→ **EXERCISE REQUIREMENTS**:
Pictures aside, the data must be reproduced exactly.

→ **RECORDS PROVIDED**:
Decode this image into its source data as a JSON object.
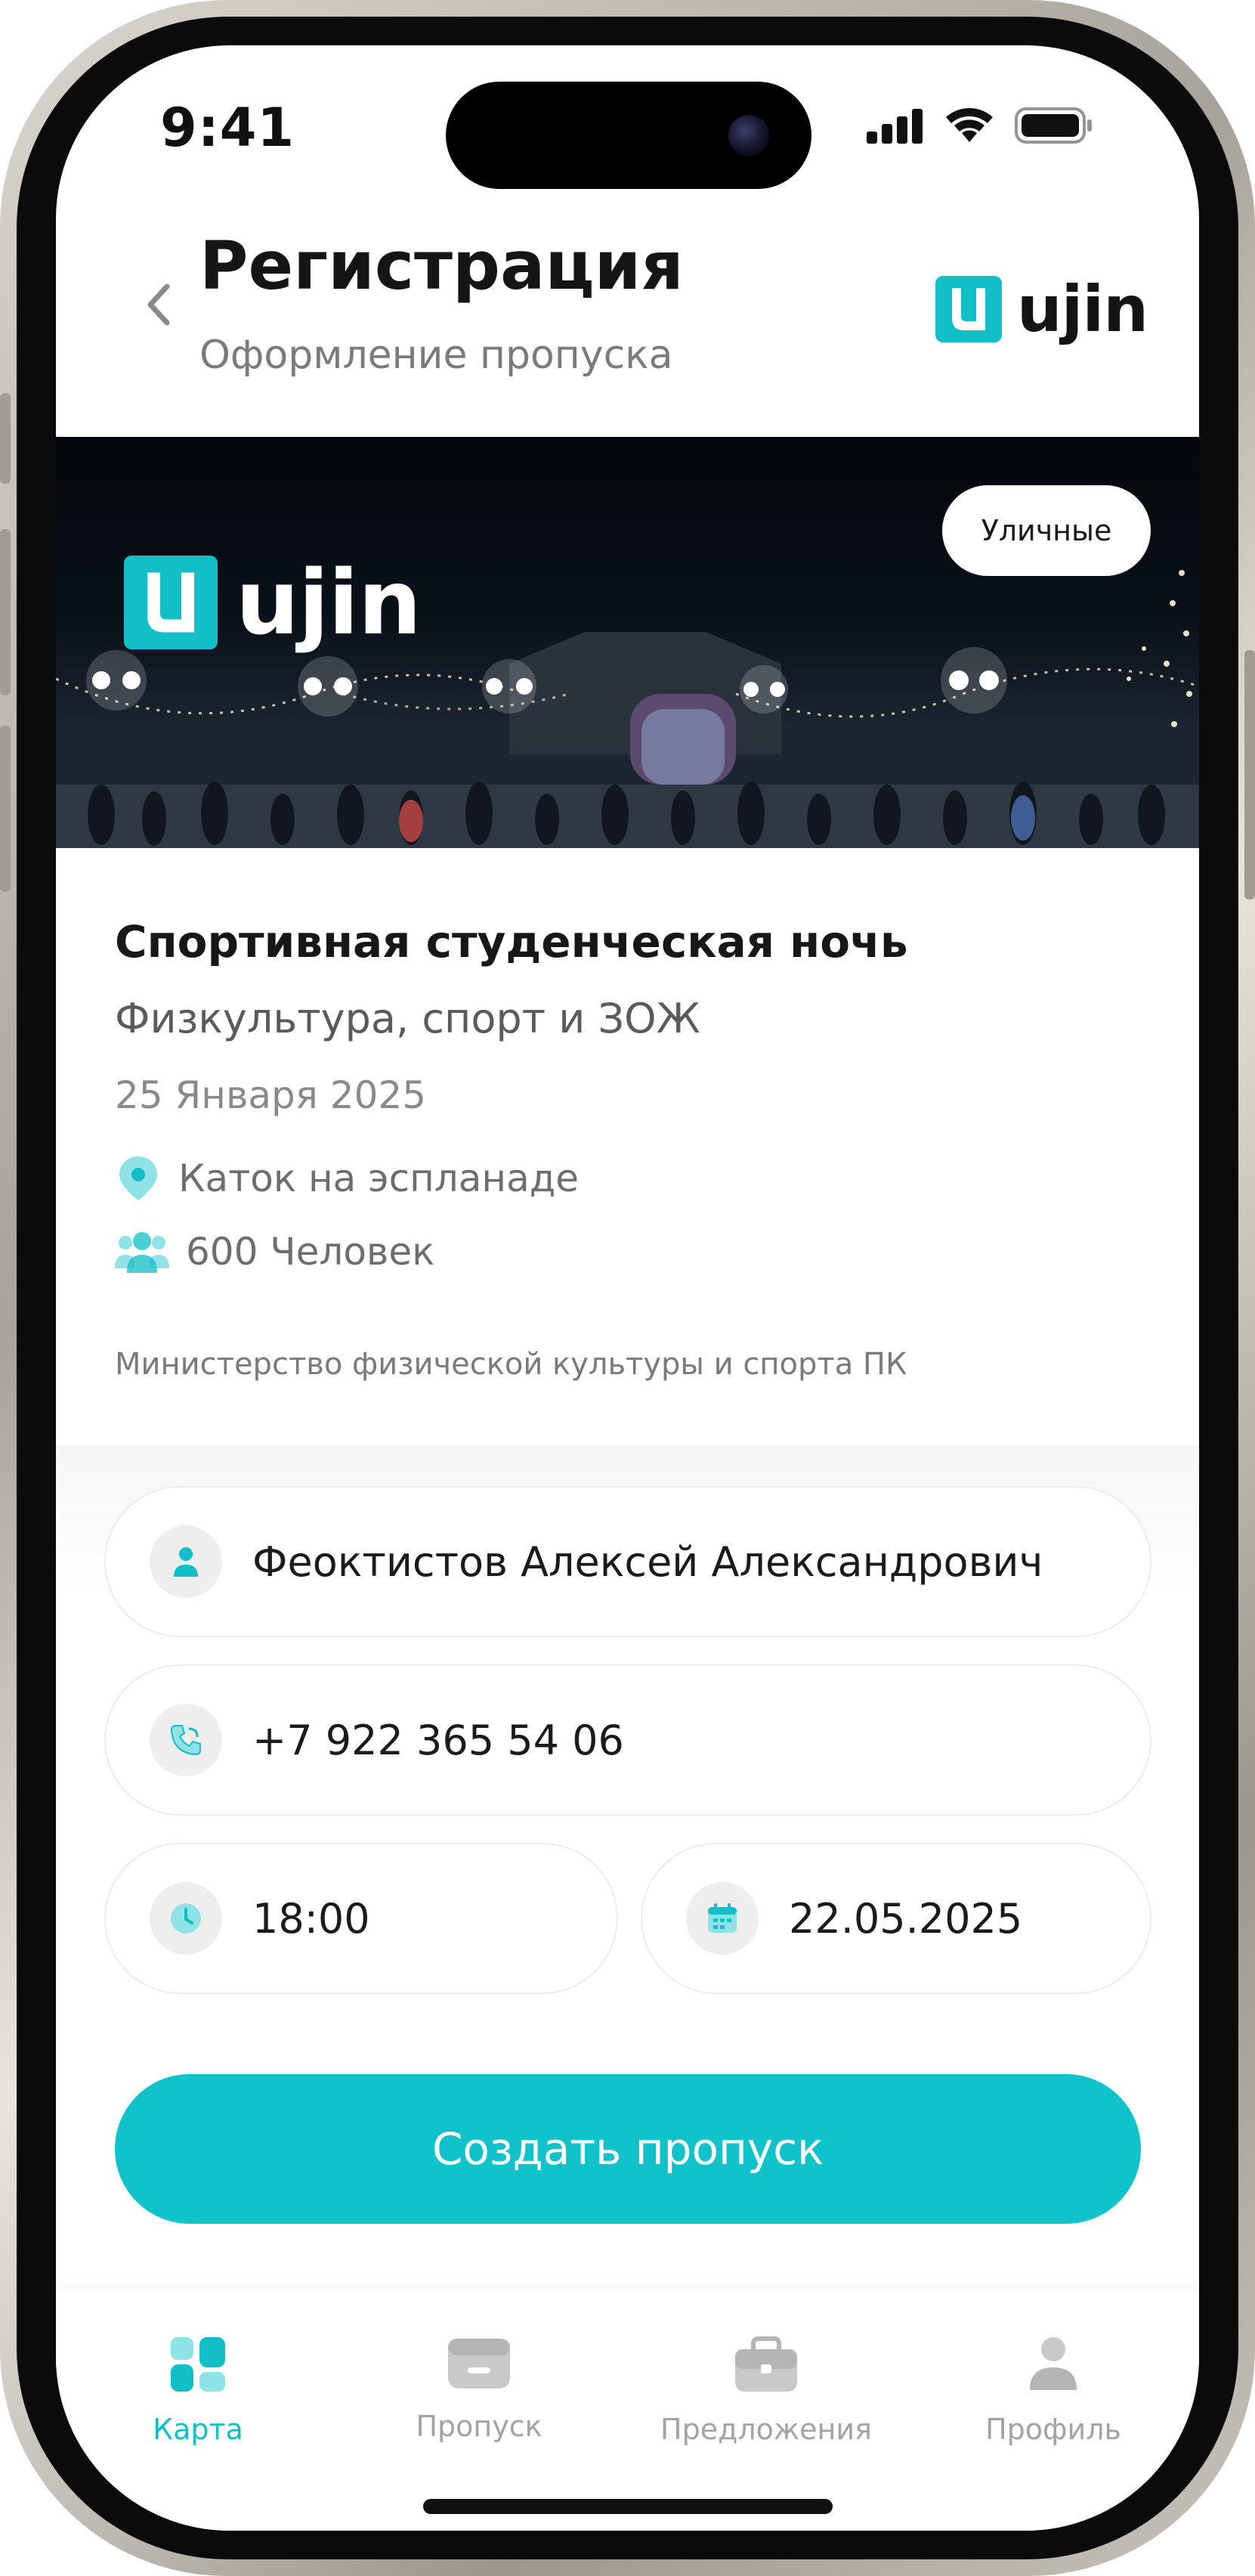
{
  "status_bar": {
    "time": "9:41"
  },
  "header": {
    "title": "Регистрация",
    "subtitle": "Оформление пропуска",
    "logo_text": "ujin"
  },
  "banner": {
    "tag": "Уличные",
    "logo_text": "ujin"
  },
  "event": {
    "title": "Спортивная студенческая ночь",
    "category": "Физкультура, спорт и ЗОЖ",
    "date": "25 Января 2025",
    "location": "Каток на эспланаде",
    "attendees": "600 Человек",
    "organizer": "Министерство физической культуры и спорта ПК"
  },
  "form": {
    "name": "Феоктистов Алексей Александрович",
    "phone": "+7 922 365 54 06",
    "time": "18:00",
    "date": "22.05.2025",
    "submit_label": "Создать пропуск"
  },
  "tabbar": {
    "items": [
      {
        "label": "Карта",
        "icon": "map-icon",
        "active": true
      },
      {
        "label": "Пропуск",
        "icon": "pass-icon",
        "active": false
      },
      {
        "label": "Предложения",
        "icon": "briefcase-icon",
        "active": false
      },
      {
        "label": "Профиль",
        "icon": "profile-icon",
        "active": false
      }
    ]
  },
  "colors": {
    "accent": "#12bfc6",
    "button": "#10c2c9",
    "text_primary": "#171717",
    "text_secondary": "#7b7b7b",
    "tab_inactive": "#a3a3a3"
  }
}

→ **RESULT**:
Decode this image into its source data as a JSON object.
{
  "status_bar": {
    "time": "9:41"
  },
  "header": {
    "title": "Регистрация",
    "subtitle": "Оформление пропуска",
    "logo_text": "ujin"
  },
  "banner": {
    "tag": "Уличные",
    "logo_text": "ujin"
  },
  "event": {
    "title": "Спортивная студенческая ночь",
    "category": "Физкультура, спорт и ЗОЖ",
    "date": "25 Января 2025",
    "location": "Каток на эспланаде",
    "attendees": "600 Человек",
    "organizer": "Министерство физической культуры и спорта ПК"
  },
  "form": {
    "name": "Феоктистов Алексей Александрович",
    "phone": "+7 922 365 54 06",
    "time": "18:00",
    "date": "22.05.2025",
    "submit_label": "Создать пропуск"
  },
  "tabbar": {
    "items": [
      {
        "label": "Карта",
        "icon": "map-icon",
        "active": true
      },
      {
        "label": "Пропуск",
        "icon": "pass-icon",
        "active": false
      },
      {
        "label": "Предложения",
        "icon": "briefcase-icon",
        "active": false
      },
      {
        "label": "Профиль",
        "icon": "profile-icon",
        "active": false
      }
    ]
  },
  "colors": {
    "accent": "#12bfc6",
    "button": "#10c2c9",
    "text_primary": "#171717",
    "text_secondary": "#7b7b7b",
    "tab_inactive": "#a3a3a3"
  }
}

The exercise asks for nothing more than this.